The independent investigation was led by Dame Moira Gibb, a former public official who has experience conducting reviews of how institutions handle sex abuse allegations. Gibb had 11 recommendations for how the church can move forward, which included creating support systems for survivors and strengthening disciplinary measures.
Archbishop of Canterbury Justin Welby, the highest-ranking bishop in the Church of England, called the behavior described in the report “inexcusable and shocking.”
“The Church colluded and concealed rather than seeking to help those who were brave enough to come forward,” Welby, who appointed Gibb as chair of the independent review in 2016, said in a statement.
“For the survivors who were brave enough to share their story and bring Peter Ball to justice, I once again offer an unreserved apology,” he added. “There are no excuses whatsoever for what took place and the systemic abuse of trust perpetrated by Peter Ball over decades.”
Ball, the former bishop of Lewes and Gloucester, admitted in 2015 that he had sexually abused 18 young men who had approached him for spiritual guidance between 1977 and 1992. Allegation of Ball’s misconduct were made known to police, prosecutors, and church leaders in 1993, The Guardian reports. But the bishop was merely cautioned by police.
Ball resigned as bishop in 1993 and moved into a private home on Prince Charles’ Duchy of Cornwall estate. Once there, he was given permission to continue working as a priest. It wasn’t until 2012 that the Church began a new investigation into Ball’s past led to his conviction. Ball was released from jail this February, after serving 16 months.

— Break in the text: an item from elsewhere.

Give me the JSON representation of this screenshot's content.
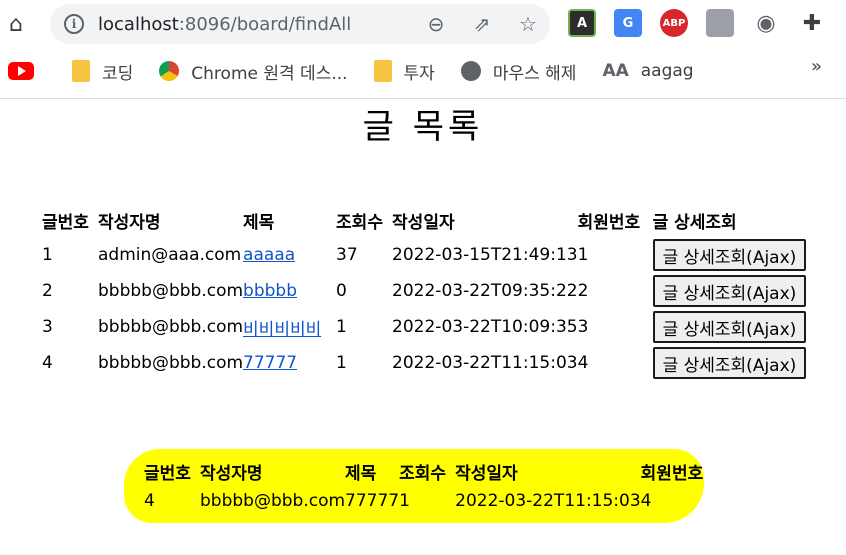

Lord George Carey was the archbishop of Canterbury in 1993. Gibb’s report found that Carey “set the tone for the church’s response to Ball’s crimes and gave the steer which allowed Ball’s assertions that he was innocent to gain credence.”
Welby has asked Carey, who currently serves as an honorary assistant bishop in the Diocese of Oxford, to step down from that position.
In a statement, Carey accepted the criticism and apologized to Ball’s victims.
“I believed Peter Ball’s protestations and gave too little credence to the vulnerable young men and boys behind these allegations,” Carey said.
The report also reviewed the actions of another former archbishop of Canterbury, Rowan Williams. While Williams did initiate the review in 2012 that led to Ball’s conviction, the report said it happened at a rate that “now seems lamentably slow.”
Gibb said the Church of England has made significant progress in recent years. But, she said, “Progress has been slow and continuing, faster improvement is still required.”
“It is the leadership of the Archbishops and Bishops which will determine whether change is effective,” Gibb said in a statement.